AVAILABLE DATA
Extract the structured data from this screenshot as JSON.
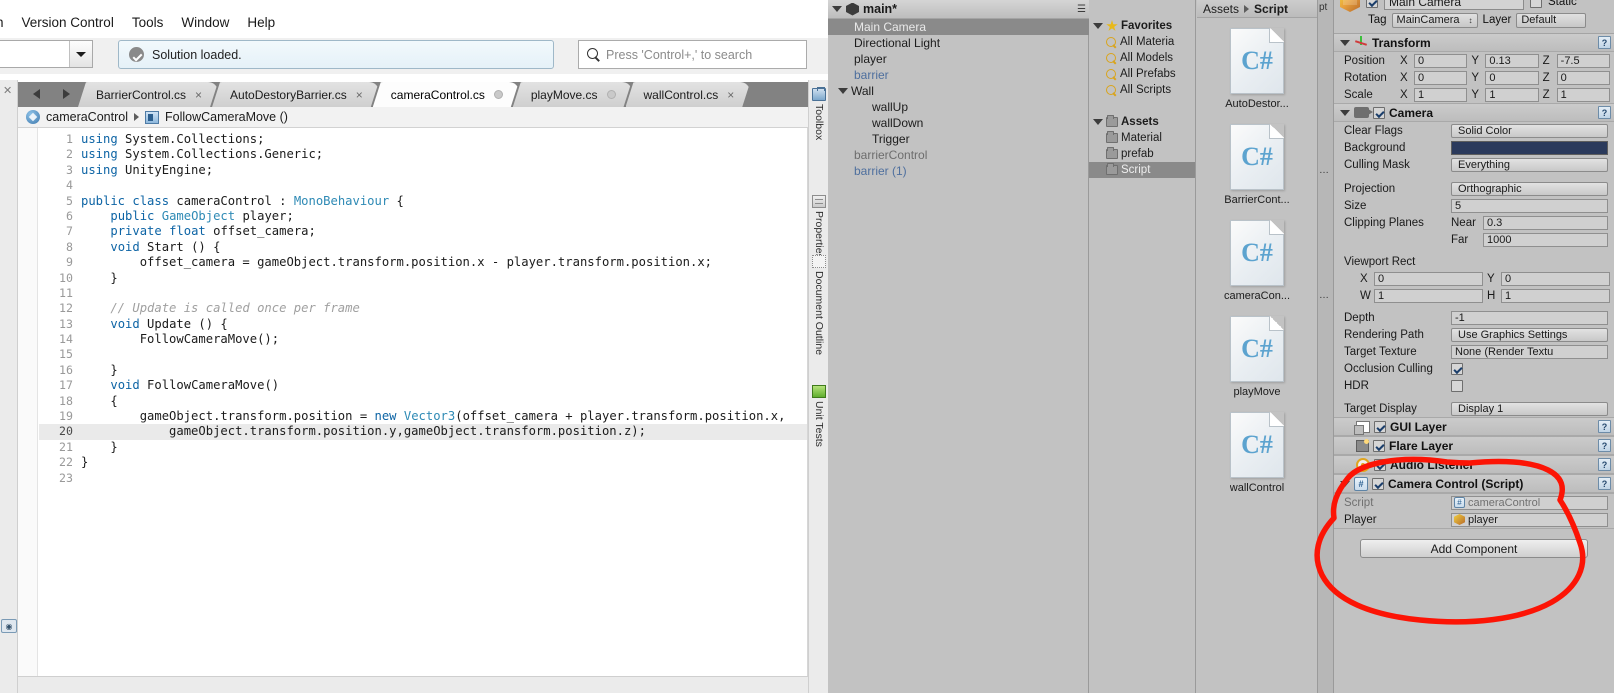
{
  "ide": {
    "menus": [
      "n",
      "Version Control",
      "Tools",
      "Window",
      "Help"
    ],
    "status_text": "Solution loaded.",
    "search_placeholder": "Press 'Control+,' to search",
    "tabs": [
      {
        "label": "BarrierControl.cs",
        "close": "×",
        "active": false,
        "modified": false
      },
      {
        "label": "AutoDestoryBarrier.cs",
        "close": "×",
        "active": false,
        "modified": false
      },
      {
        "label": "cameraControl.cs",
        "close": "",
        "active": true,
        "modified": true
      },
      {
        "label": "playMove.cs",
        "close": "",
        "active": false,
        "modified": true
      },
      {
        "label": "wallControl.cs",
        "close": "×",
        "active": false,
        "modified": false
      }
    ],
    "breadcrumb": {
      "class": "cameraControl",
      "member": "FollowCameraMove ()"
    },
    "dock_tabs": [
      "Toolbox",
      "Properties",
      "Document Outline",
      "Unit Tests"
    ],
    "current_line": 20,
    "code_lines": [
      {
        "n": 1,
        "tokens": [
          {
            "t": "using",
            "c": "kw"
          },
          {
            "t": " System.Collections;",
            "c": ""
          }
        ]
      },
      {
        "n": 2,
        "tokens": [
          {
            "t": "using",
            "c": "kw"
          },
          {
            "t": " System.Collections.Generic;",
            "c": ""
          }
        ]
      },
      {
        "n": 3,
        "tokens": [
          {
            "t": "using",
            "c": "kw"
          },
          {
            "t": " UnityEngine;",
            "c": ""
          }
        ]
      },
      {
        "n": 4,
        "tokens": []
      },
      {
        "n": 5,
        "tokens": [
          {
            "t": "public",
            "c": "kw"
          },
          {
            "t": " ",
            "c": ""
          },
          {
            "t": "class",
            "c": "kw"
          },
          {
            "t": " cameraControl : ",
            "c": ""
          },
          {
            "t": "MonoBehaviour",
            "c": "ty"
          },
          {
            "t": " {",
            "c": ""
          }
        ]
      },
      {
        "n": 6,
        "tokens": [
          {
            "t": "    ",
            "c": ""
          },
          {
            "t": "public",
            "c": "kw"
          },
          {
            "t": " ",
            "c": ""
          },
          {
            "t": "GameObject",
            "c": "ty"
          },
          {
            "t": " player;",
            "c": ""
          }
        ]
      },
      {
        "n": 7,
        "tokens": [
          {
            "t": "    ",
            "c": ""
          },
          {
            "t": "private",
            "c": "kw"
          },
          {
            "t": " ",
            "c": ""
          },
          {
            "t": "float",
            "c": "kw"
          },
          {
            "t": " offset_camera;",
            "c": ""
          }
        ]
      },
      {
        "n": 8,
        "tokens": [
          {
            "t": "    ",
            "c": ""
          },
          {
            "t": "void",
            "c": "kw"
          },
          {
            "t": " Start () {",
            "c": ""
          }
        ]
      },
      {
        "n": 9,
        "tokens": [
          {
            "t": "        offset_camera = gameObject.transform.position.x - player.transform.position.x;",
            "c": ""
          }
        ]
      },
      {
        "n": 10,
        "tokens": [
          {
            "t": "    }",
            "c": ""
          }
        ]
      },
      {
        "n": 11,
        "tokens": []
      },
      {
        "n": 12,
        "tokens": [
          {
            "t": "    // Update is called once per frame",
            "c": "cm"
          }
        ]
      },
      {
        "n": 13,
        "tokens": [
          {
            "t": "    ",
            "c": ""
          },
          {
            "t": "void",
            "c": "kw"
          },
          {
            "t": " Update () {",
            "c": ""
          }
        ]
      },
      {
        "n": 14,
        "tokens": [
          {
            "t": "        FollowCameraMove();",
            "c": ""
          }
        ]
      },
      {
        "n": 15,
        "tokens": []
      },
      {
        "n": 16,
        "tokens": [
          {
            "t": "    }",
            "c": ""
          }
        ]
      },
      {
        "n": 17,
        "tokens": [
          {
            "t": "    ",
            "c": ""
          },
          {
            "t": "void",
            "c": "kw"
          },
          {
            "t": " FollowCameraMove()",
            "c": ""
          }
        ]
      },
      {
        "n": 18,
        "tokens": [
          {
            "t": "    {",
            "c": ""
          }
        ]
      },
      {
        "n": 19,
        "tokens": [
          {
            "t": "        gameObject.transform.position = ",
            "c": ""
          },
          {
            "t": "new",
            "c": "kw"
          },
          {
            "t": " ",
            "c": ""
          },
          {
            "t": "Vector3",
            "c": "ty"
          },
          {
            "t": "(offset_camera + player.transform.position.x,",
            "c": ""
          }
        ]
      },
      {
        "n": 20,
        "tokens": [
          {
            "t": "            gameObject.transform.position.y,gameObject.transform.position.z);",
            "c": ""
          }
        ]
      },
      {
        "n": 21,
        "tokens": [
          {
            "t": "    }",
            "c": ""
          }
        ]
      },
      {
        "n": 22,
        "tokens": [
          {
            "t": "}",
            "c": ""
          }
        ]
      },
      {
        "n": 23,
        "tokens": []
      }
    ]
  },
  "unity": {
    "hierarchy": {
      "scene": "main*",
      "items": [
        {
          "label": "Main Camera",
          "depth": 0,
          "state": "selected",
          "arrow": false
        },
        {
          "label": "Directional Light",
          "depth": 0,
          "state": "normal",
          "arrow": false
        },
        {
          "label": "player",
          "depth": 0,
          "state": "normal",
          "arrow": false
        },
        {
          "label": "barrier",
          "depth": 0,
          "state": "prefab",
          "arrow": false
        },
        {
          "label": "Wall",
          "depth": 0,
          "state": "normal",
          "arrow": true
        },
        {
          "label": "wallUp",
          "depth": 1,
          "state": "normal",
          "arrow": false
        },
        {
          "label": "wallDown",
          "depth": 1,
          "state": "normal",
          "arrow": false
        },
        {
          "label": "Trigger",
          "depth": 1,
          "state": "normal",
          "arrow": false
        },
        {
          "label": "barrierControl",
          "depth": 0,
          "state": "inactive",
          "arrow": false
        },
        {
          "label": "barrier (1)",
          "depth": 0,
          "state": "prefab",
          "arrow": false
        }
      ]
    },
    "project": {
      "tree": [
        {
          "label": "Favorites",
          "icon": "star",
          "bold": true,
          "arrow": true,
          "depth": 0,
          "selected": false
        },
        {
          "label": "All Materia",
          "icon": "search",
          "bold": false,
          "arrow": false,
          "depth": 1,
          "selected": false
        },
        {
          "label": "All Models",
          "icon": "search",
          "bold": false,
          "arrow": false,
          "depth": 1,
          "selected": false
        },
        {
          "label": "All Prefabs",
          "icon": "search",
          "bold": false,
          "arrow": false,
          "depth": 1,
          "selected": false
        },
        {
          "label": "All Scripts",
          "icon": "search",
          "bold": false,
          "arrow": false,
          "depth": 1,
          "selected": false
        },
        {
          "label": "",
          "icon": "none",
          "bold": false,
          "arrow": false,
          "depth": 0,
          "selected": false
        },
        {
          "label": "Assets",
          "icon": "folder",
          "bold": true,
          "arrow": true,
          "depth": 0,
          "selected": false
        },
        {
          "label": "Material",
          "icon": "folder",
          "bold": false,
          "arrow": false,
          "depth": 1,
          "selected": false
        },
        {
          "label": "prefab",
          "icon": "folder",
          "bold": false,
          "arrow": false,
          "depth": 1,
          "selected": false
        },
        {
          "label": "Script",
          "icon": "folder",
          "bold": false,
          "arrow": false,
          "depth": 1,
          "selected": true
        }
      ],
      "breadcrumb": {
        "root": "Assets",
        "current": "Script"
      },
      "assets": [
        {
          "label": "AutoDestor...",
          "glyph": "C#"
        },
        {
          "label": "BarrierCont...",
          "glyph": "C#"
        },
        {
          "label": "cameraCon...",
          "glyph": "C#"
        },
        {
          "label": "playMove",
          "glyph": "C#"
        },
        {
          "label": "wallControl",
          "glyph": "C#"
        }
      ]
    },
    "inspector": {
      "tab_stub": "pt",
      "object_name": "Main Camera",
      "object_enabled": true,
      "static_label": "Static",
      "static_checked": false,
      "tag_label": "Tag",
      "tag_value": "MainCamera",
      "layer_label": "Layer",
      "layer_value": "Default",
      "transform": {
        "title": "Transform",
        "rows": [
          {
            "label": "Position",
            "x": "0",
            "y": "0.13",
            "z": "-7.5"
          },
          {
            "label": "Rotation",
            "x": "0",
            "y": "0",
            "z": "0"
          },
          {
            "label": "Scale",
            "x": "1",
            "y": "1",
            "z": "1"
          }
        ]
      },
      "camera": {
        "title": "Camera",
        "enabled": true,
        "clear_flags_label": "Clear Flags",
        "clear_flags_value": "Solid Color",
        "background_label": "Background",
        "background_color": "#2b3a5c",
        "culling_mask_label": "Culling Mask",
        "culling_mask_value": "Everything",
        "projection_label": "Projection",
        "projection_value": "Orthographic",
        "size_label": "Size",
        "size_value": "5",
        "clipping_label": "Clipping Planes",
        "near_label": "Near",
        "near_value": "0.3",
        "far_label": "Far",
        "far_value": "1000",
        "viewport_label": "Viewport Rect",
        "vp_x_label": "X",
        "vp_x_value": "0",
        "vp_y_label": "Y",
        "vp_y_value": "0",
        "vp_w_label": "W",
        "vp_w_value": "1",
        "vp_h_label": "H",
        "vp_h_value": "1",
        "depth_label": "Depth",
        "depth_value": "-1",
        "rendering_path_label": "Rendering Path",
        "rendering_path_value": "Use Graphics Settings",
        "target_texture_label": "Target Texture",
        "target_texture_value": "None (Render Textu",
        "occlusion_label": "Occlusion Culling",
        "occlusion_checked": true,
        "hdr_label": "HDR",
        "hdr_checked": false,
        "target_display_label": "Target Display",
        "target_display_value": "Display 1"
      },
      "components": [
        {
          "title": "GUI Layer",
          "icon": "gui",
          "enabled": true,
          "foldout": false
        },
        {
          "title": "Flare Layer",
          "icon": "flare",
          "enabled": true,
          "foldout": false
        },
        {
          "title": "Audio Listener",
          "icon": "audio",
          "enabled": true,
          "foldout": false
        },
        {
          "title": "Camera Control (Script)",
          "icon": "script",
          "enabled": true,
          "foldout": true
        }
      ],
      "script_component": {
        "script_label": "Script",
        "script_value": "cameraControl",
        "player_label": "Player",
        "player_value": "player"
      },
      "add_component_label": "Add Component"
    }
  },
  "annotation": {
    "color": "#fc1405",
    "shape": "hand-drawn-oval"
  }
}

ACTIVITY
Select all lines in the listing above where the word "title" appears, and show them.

FINAL ANSWER
        "title": "Transform",
        "title": "Camera",
          "title": "GUI Layer",
          "title": "Flare Layer",
          "title": "Audio Listener",
          "title": "Camera Control (Script)",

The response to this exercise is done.